*Task to carry out*: Which lines below contain "duration"? Pull them out.
==========
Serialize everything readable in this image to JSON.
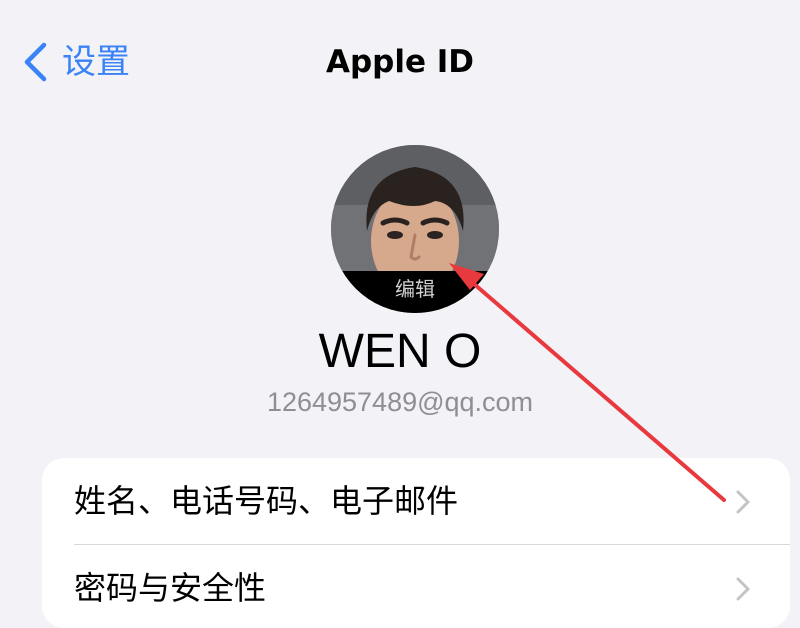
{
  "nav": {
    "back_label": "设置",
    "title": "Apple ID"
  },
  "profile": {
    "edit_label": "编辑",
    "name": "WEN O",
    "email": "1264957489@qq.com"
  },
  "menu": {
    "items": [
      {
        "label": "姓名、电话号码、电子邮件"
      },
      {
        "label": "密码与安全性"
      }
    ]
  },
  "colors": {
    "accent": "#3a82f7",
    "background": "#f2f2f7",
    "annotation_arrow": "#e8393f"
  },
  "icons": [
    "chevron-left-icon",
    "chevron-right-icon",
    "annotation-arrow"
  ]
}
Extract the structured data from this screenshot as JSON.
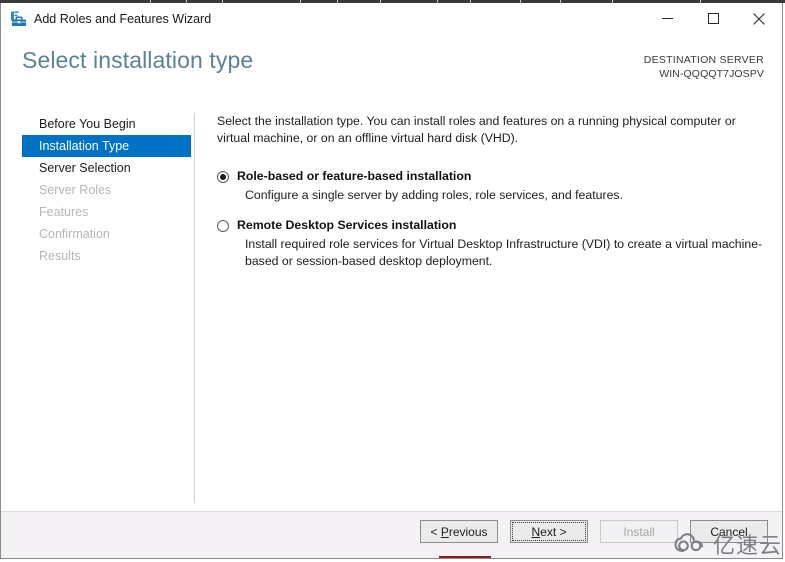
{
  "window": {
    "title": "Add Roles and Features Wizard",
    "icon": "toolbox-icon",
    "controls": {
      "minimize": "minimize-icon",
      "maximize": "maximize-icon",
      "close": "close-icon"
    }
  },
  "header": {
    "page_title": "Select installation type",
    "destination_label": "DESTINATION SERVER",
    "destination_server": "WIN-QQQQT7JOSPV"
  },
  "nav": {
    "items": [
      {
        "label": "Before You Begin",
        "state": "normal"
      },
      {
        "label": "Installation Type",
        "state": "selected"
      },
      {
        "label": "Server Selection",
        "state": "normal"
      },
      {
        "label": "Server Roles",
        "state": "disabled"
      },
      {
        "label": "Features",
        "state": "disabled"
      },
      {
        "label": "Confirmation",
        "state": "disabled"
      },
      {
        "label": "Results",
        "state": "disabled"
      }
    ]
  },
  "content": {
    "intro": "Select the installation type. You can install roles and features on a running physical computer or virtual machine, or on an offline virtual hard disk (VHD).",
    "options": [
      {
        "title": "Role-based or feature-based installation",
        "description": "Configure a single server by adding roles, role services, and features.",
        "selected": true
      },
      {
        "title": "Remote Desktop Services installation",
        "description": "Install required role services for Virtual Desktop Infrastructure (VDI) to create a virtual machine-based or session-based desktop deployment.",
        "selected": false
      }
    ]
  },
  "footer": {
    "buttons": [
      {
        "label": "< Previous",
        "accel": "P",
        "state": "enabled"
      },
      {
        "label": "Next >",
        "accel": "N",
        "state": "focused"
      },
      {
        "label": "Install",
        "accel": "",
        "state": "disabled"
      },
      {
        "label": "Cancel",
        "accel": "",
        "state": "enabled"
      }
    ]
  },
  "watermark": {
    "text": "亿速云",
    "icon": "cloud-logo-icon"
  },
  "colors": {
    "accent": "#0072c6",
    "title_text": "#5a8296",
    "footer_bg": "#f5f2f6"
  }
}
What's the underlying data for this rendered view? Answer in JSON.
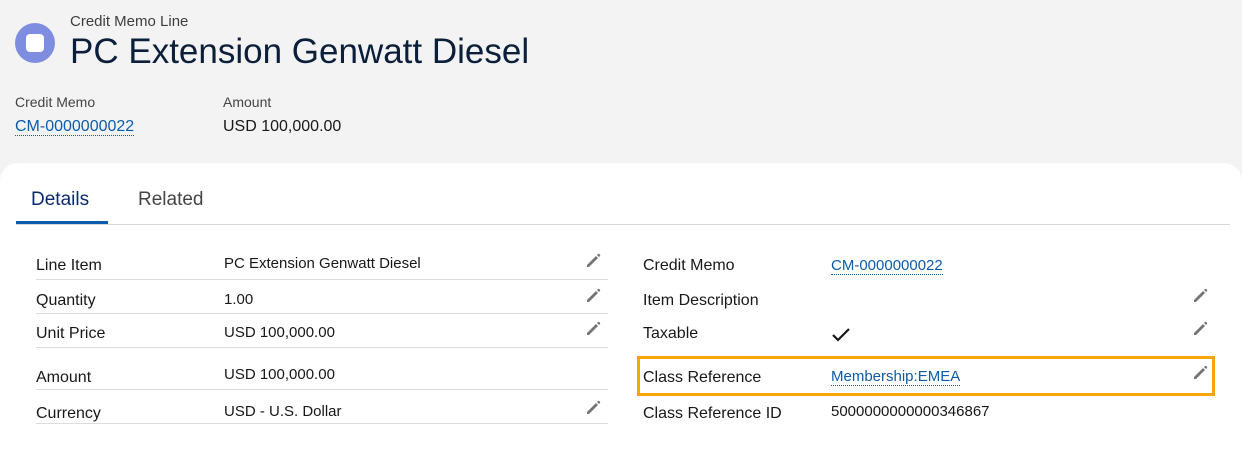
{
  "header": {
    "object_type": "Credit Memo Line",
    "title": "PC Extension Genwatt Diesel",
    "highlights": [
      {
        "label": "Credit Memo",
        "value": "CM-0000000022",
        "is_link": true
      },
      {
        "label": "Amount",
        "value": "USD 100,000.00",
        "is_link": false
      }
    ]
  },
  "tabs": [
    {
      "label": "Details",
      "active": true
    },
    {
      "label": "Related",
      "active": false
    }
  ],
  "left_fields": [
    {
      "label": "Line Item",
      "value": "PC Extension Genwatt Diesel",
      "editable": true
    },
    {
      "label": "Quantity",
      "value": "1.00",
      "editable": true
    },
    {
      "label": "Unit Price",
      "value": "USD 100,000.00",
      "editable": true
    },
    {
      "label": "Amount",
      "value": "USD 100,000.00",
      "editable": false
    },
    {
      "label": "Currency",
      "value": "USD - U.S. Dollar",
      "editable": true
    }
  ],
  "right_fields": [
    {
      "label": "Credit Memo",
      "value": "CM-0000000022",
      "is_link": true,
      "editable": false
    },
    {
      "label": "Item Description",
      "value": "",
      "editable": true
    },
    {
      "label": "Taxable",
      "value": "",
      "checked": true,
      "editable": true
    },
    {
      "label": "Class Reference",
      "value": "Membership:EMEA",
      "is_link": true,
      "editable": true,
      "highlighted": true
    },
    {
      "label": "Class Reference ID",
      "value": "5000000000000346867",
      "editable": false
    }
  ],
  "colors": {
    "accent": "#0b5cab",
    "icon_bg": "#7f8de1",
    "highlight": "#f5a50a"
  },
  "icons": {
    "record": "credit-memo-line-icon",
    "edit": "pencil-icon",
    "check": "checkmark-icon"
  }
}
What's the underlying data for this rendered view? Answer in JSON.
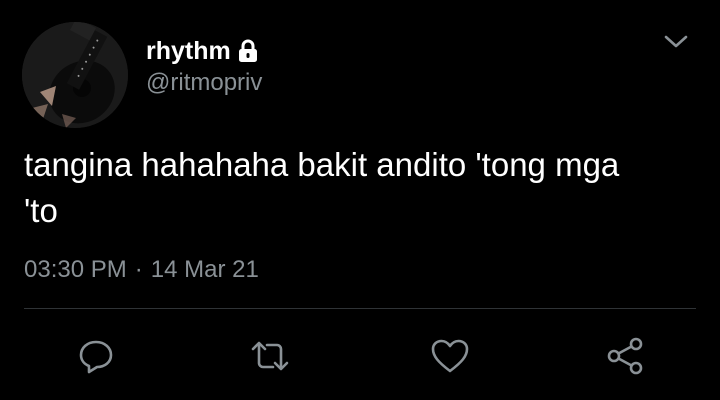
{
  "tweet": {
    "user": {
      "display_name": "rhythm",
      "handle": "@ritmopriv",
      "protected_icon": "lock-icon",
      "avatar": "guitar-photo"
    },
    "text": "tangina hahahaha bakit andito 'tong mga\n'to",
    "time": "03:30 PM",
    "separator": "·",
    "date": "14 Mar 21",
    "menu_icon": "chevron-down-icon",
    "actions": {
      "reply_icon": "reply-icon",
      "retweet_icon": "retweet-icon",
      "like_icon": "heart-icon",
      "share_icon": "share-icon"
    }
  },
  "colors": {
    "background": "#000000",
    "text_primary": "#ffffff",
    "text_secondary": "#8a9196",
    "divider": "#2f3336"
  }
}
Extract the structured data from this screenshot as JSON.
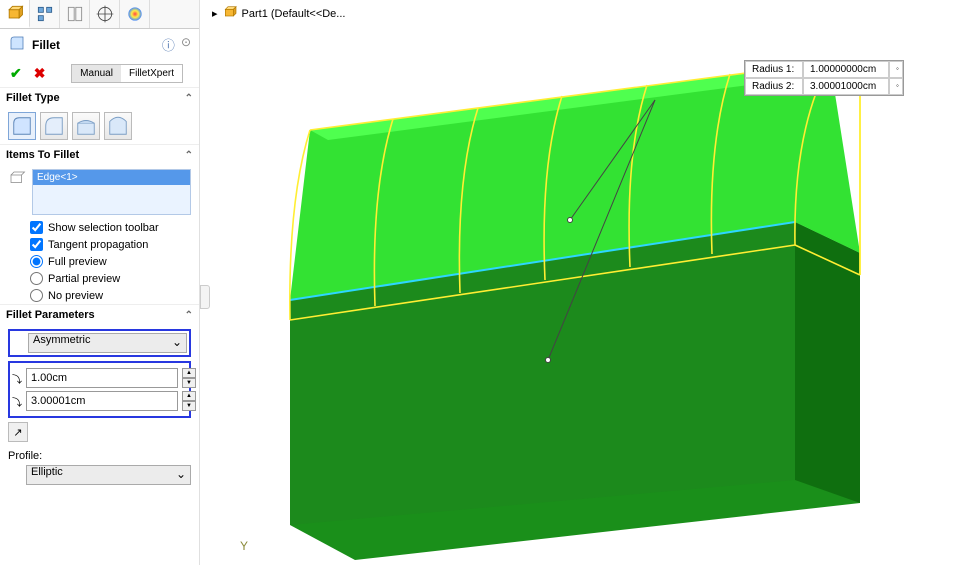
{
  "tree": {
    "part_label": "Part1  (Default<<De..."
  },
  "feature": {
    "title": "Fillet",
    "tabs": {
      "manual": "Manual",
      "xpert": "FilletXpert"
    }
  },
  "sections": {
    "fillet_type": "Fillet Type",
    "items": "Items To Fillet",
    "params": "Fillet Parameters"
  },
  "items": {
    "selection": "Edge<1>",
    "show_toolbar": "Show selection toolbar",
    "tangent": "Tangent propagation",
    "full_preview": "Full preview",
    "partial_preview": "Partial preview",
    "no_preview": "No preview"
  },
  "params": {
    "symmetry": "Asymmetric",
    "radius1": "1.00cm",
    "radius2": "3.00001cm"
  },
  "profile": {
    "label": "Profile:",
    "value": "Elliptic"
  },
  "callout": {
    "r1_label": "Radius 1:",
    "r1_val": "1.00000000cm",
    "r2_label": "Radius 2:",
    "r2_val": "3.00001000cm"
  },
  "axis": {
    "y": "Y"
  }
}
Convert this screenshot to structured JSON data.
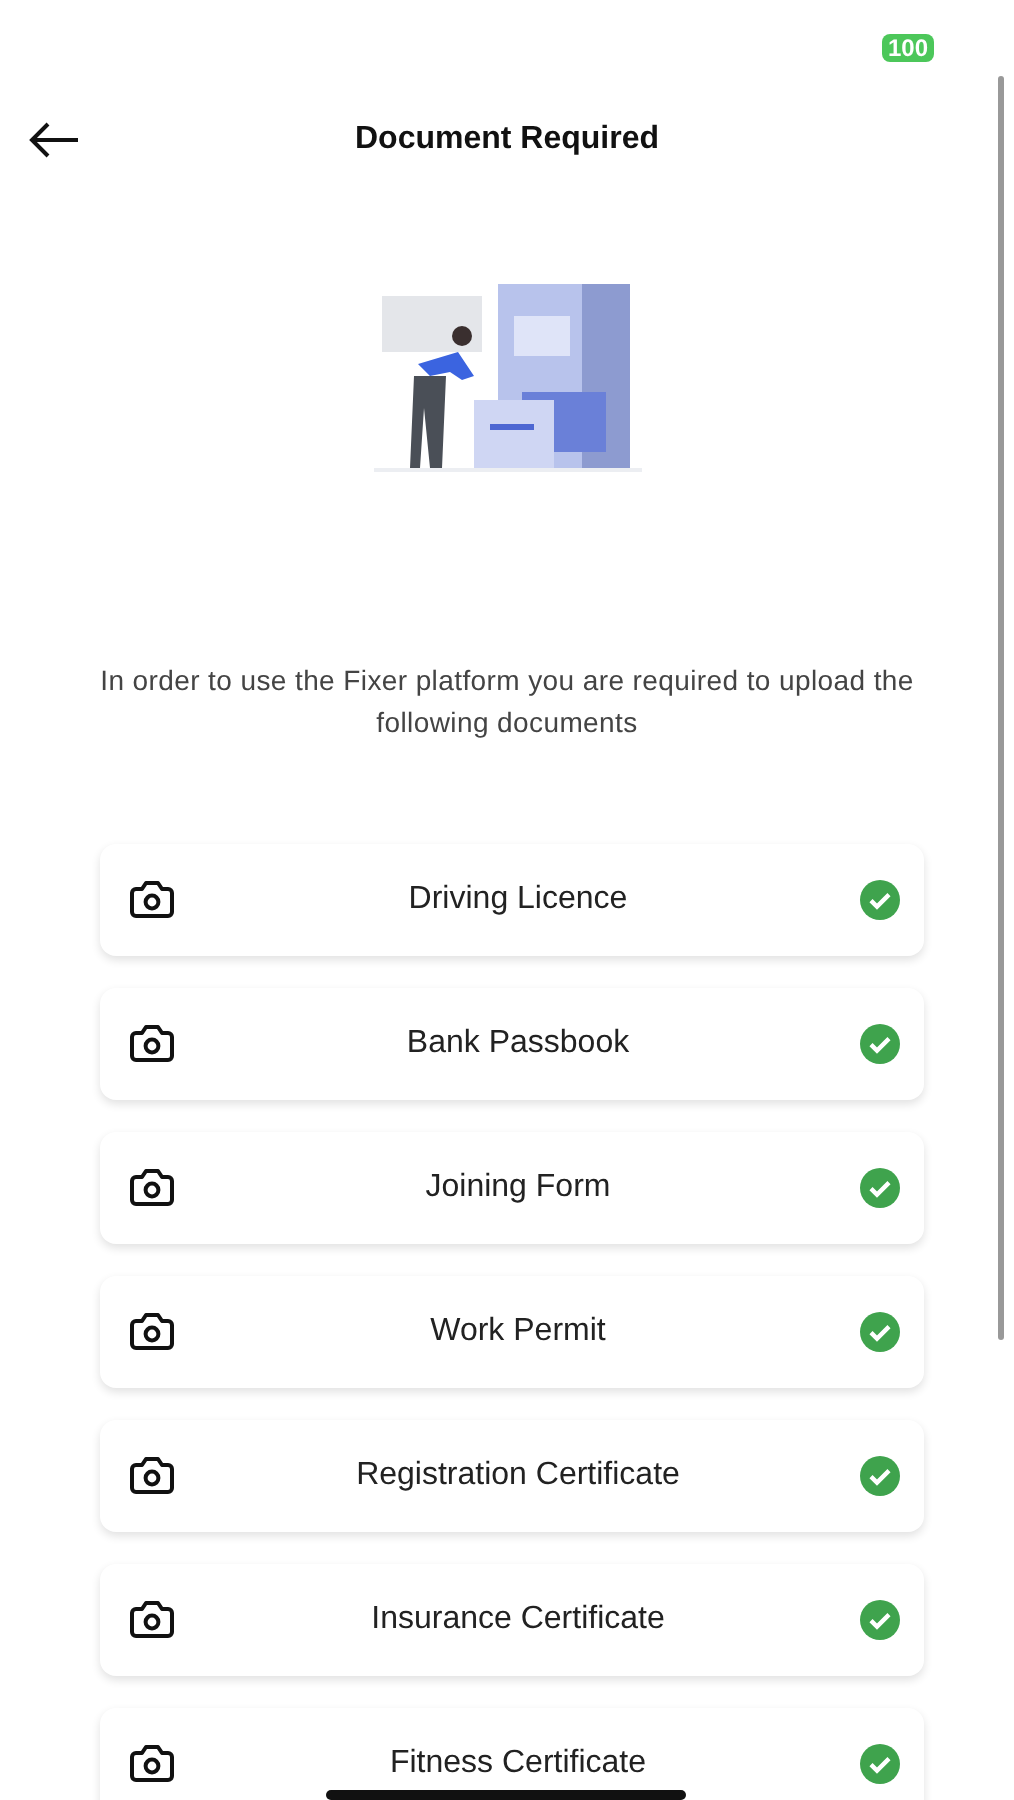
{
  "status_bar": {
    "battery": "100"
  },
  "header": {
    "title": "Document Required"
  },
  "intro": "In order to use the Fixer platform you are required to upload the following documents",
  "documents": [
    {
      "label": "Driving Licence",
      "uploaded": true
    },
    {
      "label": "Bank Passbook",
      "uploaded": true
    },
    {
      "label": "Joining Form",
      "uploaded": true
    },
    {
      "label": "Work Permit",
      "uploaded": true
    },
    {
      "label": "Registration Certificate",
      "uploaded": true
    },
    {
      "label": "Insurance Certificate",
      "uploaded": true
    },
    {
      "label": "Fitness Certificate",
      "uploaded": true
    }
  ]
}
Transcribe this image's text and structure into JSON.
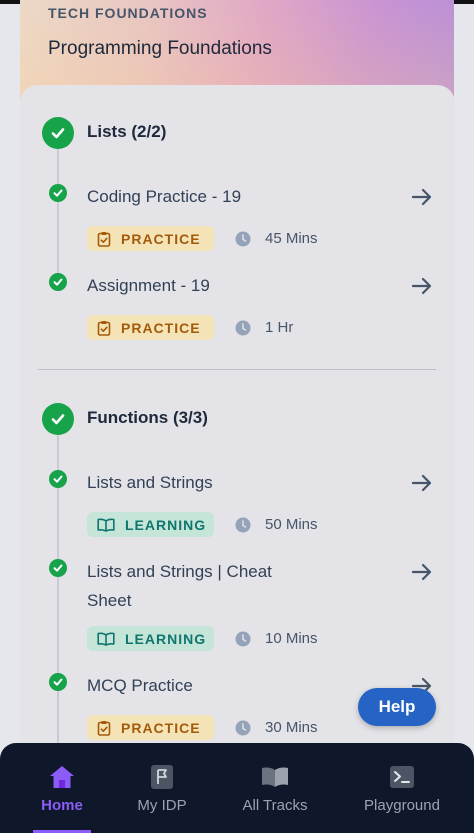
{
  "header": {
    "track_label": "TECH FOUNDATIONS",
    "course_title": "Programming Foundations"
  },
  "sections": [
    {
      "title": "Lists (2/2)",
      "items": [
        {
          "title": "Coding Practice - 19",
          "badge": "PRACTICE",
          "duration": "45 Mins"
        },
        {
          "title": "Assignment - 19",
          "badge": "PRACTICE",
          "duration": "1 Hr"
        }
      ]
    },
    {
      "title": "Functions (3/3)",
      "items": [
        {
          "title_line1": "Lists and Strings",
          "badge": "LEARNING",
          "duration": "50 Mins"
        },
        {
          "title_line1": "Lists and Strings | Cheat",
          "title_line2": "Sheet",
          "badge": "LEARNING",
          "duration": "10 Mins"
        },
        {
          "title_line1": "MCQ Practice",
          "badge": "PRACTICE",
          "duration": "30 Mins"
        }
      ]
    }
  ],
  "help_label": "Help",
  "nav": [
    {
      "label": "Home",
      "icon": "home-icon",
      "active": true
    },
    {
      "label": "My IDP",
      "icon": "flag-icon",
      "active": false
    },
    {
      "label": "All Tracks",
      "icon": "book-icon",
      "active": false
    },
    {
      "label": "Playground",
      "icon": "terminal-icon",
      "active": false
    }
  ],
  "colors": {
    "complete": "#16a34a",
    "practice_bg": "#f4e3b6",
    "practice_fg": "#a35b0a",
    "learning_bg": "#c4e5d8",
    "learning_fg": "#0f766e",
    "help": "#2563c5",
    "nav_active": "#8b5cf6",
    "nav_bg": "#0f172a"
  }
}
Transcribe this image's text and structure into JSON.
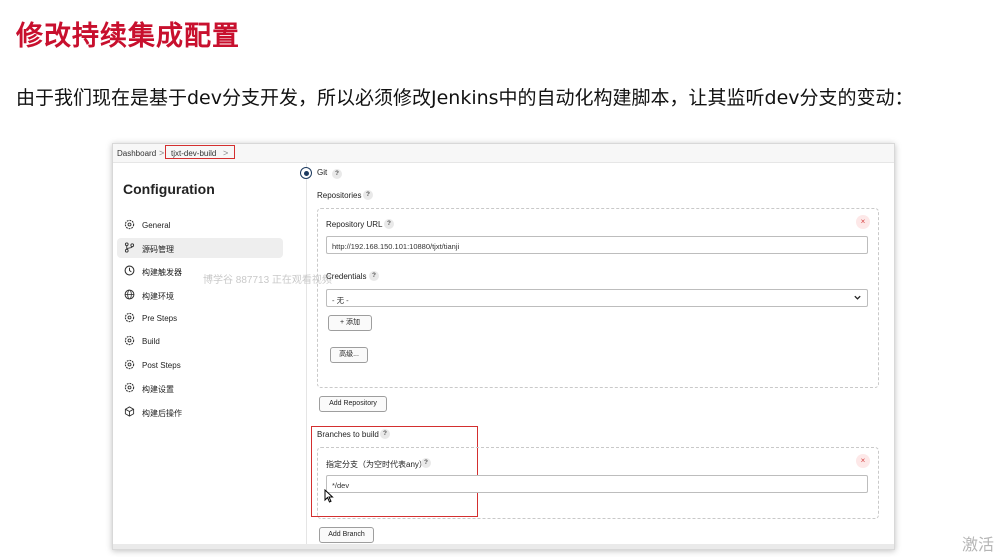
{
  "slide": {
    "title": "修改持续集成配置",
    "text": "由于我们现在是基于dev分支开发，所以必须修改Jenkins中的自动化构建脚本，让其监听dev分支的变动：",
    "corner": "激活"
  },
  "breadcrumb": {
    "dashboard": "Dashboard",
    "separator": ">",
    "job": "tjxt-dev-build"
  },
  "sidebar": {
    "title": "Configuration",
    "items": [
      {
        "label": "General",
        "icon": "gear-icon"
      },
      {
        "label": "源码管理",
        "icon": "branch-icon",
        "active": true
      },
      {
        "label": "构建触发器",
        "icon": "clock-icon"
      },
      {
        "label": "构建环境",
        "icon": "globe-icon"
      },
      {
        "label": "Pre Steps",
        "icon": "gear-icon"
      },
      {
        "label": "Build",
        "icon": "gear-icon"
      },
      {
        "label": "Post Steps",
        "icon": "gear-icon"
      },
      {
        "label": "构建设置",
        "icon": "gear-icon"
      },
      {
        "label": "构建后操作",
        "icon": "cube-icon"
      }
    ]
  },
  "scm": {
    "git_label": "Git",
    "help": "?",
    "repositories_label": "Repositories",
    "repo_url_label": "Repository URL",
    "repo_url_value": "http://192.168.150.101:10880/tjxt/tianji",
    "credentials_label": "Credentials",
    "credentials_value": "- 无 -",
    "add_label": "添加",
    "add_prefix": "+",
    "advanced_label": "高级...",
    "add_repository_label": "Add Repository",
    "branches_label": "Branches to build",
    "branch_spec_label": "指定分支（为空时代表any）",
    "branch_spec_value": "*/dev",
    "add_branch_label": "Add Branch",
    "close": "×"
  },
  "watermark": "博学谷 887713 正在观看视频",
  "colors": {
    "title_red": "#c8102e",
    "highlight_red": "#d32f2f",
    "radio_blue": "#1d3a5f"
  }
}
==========
*Result of this task*:
          "duration": "45 Mins"
          "duration": "1 Hr"
          "duration": "50 Mins"
          "duration": "10 Mins"
          "duration": "30 Mins"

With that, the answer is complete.